(Data entries)
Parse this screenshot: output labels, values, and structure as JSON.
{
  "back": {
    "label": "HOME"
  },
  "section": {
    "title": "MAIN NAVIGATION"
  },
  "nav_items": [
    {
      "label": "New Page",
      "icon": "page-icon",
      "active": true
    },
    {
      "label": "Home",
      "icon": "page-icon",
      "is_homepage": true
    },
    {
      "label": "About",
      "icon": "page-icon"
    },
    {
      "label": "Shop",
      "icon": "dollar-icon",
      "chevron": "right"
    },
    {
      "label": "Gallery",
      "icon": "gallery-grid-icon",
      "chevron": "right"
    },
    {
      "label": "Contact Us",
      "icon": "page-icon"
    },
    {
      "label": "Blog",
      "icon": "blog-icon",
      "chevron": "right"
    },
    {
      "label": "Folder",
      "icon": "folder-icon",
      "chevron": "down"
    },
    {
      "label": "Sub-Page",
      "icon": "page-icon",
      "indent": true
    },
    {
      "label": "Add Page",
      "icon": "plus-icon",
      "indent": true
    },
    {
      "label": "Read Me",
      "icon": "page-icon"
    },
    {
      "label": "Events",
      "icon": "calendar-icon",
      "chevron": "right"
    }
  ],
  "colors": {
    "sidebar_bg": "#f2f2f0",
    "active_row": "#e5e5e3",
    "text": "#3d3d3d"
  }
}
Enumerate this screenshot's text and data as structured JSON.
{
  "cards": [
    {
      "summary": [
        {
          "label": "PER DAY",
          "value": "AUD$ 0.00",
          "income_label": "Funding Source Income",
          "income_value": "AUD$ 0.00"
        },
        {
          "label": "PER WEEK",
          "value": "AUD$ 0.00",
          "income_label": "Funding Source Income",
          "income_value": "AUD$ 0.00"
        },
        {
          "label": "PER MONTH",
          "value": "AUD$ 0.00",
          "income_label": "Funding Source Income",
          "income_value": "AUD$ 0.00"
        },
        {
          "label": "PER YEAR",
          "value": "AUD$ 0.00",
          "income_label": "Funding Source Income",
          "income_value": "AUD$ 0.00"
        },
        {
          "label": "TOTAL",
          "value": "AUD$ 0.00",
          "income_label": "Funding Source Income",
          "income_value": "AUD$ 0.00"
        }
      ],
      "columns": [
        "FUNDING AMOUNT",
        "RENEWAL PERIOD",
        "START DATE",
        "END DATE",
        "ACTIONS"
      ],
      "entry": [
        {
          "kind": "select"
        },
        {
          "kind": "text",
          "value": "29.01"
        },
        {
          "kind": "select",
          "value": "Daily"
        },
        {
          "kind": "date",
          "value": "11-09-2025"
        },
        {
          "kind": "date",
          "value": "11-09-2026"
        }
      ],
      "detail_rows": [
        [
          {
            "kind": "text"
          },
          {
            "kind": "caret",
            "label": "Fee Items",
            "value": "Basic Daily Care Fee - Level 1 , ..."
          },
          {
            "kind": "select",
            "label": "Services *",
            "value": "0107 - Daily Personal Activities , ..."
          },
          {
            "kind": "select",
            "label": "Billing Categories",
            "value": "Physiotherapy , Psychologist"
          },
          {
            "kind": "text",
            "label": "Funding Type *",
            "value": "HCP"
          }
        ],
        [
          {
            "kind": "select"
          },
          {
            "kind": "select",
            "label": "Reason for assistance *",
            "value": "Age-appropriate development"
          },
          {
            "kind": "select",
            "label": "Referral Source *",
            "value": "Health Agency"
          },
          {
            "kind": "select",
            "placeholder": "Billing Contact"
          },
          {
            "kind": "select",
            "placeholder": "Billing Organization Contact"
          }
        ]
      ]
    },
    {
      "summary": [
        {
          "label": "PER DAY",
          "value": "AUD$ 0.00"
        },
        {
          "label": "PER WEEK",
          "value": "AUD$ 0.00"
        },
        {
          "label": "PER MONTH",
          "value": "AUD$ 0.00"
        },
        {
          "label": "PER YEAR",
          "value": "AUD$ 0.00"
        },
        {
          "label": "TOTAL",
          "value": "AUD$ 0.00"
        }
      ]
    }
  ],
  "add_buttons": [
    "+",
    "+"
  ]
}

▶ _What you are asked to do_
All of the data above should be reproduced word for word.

▶ _Exercise response_
Parse this screenshot: output labels, values, and structure as JSON.
{
  "back": {
    "label": "HOME"
  },
  "section": {
    "title": "MAIN NAVIGATION"
  },
  "nav_items": [
    {
      "label": "New Page",
      "icon": "page-icon",
      "active": true
    },
    {
      "label": "Home",
      "icon": "page-icon",
      "is_homepage": true
    },
    {
      "label": "About",
      "icon": "page-icon"
    },
    {
      "label": "Shop",
      "icon": "dollar-icon",
      "chevron": "right"
    },
    {
      "label": "Gallery",
      "icon": "gallery-grid-icon",
      "chevron": "right"
    },
    {
      "label": "Contact Us",
      "icon": "page-icon"
    },
    {
      "label": "Blog",
      "icon": "blog-icon",
      "chevron": "right"
    },
    {
      "label": "Folder",
      "icon": "folder-icon",
      "chevron": "down"
    },
    {
      "label": "Sub-Page",
      "icon": "page-icon",
      "indent": true
    },
    {
      "label": "Add Page",
      "icon": "plus-icon",
      "indent": true
    },
    {
      "label": "Read Me",
      "icon": "page-icon"
    },
    {
      "label": "Events",
      "icon": "calendar-icon",
      "chevron": "right"
    }
  ],
  "colors": {
    "sidebar_bg": "#f2f2f0",
    "active_row": "#e5e5e3",
    "text": "#3d3d3d"
  }
}
Enumerate this screenshot's text and data as structured JSON.
{
  "cards": [
    {
      "summary": [
        {
          "label": "PER DAY",
          "value": "AUD$ 0.00",
          "income_label": "Funding Source Income",
          "income_value": "AUD$ 0.00"
        },
        {
          "label": "PER WEEK",
          "value": "AUD$ 0.00",
          "income_label": "Funding Source Income",
          "income_value": "AUD$ 0.00"
        },
        {
          "label": "PER MONTH",
          "value": "AUD$ 0.00",
          "income_label": "Funding Source Income",
          "income_value": "AUD$ 0.00"
        },
        {
          "label": "PER YEAR",
          "value": "AUD$ 0.00",
          "income_label": "Funding Source Income",
          "income_value": "AUD$ 0.00"
        },
        {
          "label": "TOTAL",
          "value": "AUD$ 0.00",
          "income_label": "Funding Source Income",
          "income_value": "AUD$ 0.00"
        }
      ],
      "columns": [
        "FUNDING AMOUNT",
        "RENEWAL PERIOD",
        "START DATE",
        "END DATE",
        "ACTIONS"
      ],
      "entry": [
        {
          "kind": "select"
        },
        {
          "kind": "text",
          "value": "29.01"
        },
        {
          "kind": "select",
          "value": "Daily"
        },
        {
          "kind": "date",
          "value": "11-09-2025"
        },
        {
          "kind": "date",
          "value": "11-09-2026"
        }
      ],
      "detail_rows": [
        [
          {
            "kind": "text"
          },
          {
            "kind": "caret",
            "label": "Fee Items",
            "value": "Basic Daily Care Fee - Level 1 , ..."
          },
          {
            "kind": "select",
            "label": "Services *",
            "value": "0107 - Daily Personal Activities , ..."
          },
          {
            "kind": "select",
            "label": "Billing Categories",
            "value": "Physiotherapy , Psychologist"
          },
          {
            "kind": "text",
            "label": "Funding Type *",
            "value": "HCP"
          }
        ],
        [
          {
            "kind": "select"
          },
          {
            "kind": "select",
            "label": "Reason for assistance *",
            "value": "Age-appropriate development"
          },
          {
            "kind": "select",
            "label": "Referral Source *",
            "value": "Health Agency"
          },
          {
            "kind": "select",
            "placeholder": "Billing Contact"
          },
          {
            "kind": "select",
            "placeholder": "Billing Organization Contact"
          }
        ]
      ]
    },
    {
      "summary": [
        {
          "label": "PER DAY",
          "value": "AUD$ 0.00"
        },
        {
          "label": "PER WEEK",
          "value": "AUD$ 0.00"
        },
        {
          "label": "PER MONTH",
          "value": "AUD$ 0.00"
        },
        {
          "label": "PER YEAR",
          "value": "AUD$ 0.00"
        },
        {
          "label": "TOTAL",
          "value": "AUD$ 0.00"
        }
      ]
    }
  ],
  "add_buttons": [
    "+",
    "+"
  ]
}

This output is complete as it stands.